Task brief
Every line containing the string "打印机和其它硬件" is to be copied from the records.

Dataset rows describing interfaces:
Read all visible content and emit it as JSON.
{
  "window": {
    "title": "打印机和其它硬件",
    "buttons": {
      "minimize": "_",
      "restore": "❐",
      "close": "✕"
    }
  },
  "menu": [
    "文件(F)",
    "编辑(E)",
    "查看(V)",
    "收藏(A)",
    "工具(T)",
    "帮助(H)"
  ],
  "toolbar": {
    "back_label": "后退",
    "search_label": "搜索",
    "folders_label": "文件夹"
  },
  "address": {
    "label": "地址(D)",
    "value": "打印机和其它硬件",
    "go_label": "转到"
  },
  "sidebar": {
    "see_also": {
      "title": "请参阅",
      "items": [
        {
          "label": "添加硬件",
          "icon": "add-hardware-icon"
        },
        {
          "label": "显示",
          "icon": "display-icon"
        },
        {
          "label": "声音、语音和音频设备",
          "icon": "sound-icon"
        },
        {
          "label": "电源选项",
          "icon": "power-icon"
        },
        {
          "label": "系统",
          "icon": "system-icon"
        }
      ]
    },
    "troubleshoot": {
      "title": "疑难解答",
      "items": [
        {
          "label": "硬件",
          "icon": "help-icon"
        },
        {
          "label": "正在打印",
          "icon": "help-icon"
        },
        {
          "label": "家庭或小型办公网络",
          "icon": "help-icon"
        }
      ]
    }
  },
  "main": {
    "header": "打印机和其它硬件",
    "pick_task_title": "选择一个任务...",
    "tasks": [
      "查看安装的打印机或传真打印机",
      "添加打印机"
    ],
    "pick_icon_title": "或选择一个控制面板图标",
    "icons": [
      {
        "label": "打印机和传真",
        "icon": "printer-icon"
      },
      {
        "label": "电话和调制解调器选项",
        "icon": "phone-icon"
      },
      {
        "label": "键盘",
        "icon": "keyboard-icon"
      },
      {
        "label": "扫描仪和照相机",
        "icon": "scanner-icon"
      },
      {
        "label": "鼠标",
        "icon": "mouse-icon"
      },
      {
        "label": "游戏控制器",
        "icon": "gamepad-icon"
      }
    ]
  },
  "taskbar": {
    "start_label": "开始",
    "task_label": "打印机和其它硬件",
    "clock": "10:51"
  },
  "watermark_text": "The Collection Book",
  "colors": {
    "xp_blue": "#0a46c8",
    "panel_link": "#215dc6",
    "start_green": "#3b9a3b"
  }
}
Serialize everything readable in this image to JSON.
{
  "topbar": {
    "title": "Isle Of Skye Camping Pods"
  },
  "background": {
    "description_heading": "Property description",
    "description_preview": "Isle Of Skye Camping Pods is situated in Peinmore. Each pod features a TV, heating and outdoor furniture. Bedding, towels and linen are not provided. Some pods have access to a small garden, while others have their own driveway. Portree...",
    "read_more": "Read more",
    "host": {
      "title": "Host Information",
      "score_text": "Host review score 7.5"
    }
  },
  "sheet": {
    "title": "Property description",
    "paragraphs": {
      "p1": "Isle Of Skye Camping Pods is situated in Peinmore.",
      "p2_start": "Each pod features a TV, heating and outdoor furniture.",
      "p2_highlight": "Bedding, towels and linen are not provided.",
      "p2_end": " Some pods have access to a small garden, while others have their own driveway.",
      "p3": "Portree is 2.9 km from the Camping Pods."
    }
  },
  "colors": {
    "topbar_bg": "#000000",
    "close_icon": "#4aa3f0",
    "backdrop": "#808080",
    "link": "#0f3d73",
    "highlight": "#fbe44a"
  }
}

Final answer
    "title": "打印机和其它硬件",
    "value": "打印机和其它硬件",
    "header": "打印机和其它硬件",
    "task_label": "打印机和其它硬件",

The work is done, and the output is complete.